The light roar of the crowd announces the arrival of Sarah McLachlan to the stage. Seconds later, she's simulcast larger than life on two parallel jumbo-trons. A white shirt and blond head in the box to our left decides to stand, stretch his legs, prop himself upright against the railing. A merlot-sipping corporate moron makes himself comfortable, completely blocking our view of both the stage and the screens. I take a deep breath as a gaggle of snipping chicks in the box to our right starts a high-voltage conversation about Botox and wrinkle cream.

Claire forces a smile.

I grab Daniel by the knee and give him a Do-Something look.

He waves down an usher and she begins to recite the corporate box manifesto. Corporate patrons are free to stand, free to talk, free to ruin the evening for everyone who came to see and hear, not be seen and heard.

I close my eyes and concentrate. Blood pumps in my ears, thumping out the rhythm of the bass and drums. I say the words I love rock and roll to myself and without even trying, I begin to float out of my body. I'm startled at first, barely remembering the escapist sensation of my childhood. And how many times I'd wished for it since, only to be disappointed that it never came. But here it is. And I'm rising quickly. I open my eyes and look down at my husband and dear cousin Claire. All the family I have left in the world. Three blips of life just below what we used to call the cheap seats.

I relax. Drift. Try to remember it all. But there is not enough time. There never is.

When I look down again, Claire is reaching for my hand. Disembodied, I resist but it is inevitable.
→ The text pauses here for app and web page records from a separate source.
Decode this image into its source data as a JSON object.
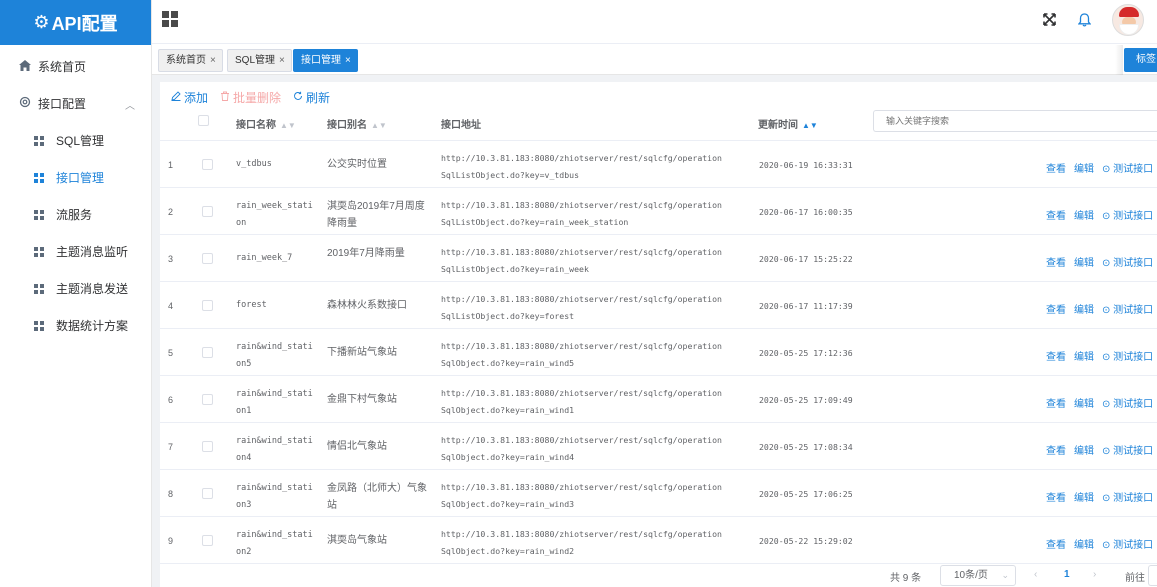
{
  "app": {
    "logo_icon": "⚙",
    "title": "API配置"
  },
  "sidebar": {
    "home": {
      "label": "系统首页",
      "icon": "home-icon"
    },
    "group": {
      "label": "接口配置",
      "icon": "settings-icon",
      "caret": "︿"
    },
    "items": [
      {
        "label": "SQL管理",
        "active": false
      },
      {
        "label": "接口管理",
        "active": true
      },
      {
        "label": "流服务",
        "active": false
      },
      {
        "label": "主题消息监听",
        "active": false
      },
      {
        "label": "主题消息发送",
        "active": false
      },
      {
        "label": "数据统计方案",
        "active": false
      }
    ]
  },
  "header": {
    "fullscreen_icon": "⤧",
    "bell_icon": "🔔"
  },
  "tags": {
    "items": [
      {
        "label": "系统首页",
        "close": "×"
      },
      {
        "label": "SQL管理",
        "close": "×"
      },
      {
        "label": "接口管理",
        "close": "×"
      }
    ],
    "more_label": "标签"
  },
  "toolbar": {
    "add": "添加",
    "batch_delete": "批量删除",
    "refresh": "刷新"
  },
  "search": {
    "placeholder": "输入关键字搜索"
  },
  "table": {
    "columns": {
      "name": "接口名称",
      "alias": "接口别名",
      "url": "接口地址",
      "time": "更新时间"
    },
    "ops": {
      "view": "查看",
      "edit": "编辑",
      "test": "⊙ 测试接口"
    },
    "rows": [
      {
        "idx": "1",
        "name": "v_tdbus",
        "alias": "公交实时位置",
        "url1": "http://10.3.81.183:8080/zhiotserver/rest/sqlcfg/operation",
        "url2": "SqlListObject.do?key=v_tdbus",
        "time": "2020-06-19 16:33:31"
      },
      {
        "idx": "2",
        "name": "rain_week_stati on",
        "alias": "淇耎岛2019年7月周度降雨量",
        "url1": "http://10.3.81.183:8080/zhiotserver/rest/sqlcfg/operation",
        "url2": "SqlListObject.do?key=rain_week_station",
        "time": "2020-06-17 16:00:35"
      },
      {
        "idx": "3",
        "name": "rain_week_7",
        "alias": "2019年7月降雨量",
        "url1": "http://10.3.81.183:8080/zhiotserver/rest/sqlcfg/operation",
        "url2": "SqlListObject.do?key=rain_week",
        "time": "2020-06-17 15:25:22"
      },
      {
        "idx": "4",
        "name": "forest",
        "alias": "森林林火系数接口",
        "url1": "http://10.3.81.183:8080/zhiotserver/rest/sqlcfg/operation",
        "url2": "SqlListObject.do?key=forest",
        "time": "2020-06-17 11:17:39"
      },
      {
        "idx": "5",
        "name": "rain&wind_stati on5",
        "alias": "下播新站气象站",
        "url1": "http://10.3.81.183:8080/zhiotserver/rest/sqlcfg/operation",
        "url2": "SqlObject.do?key=rain_wind5",
        "time": "2020-05-25 17:12:36"
      },
      {
        "idx": "6",
        "name": "rain&wind_stati on1",
        "alias": "金鼎下村气象站",
        "url1": "http://10.3.81.183:8080/zhiotserver/rest/sqlcfg/operation",
        "url2": "SqlObject.do?key=rain_wind1",
        "time": "2020-05-25 17:09:49"
      },
      {
        "idx": "7",
        "name": "rain&wind_stati on4",
        "alias": "情侣北气象站",
        "url1": "http://10.3.81.183:8080/zhiotserver/rest/sqlcfg/operation",
        "url2": "SqlObject.do?key=rain_wind4",
        "time": "2020-05-25 17:08:34"
      },
      {
        "idx": "8",
        "name": "rain&wind_stati on3",
        "alias": "金凤路（北师大）气象站",
        "url1": "http://10.3.81.183:8080/zhiotserver/rest/sqlcfg/operation",
        "url2": "SqlObject.do?key=rain_wind3",
        "time": "2020-05-25 17:06:25"
      },
      {
        "idx": "9",
        "name": "rain&wind_stati on2",
        "alias": "淇耎岛气象站",
        "url1": "http://10.3.81.183:8080/zhiotserver/rest/sqlcfg/operation",
        "url2": "SqlObject.do?key=rain_wind2",
        "time": "2020-05-22 15:29:02"
      }
    ]
  },
  "pagination": {
    "total": "共 9 条",
    "page_size": "10条/页",
    "prev": "‹",
    "current": "1",
    "next": "›",
    "goto": "前往"
  },
  "colors": {
    "accent": "#1e83d9",
    "danger_light": "#f5a8a8"
  }
}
My skin prickles with the dread of return.

Copyright Mary Lynn Reed 2005. Title graphic: "Back Seat" Copyright The Summerset Review 2005.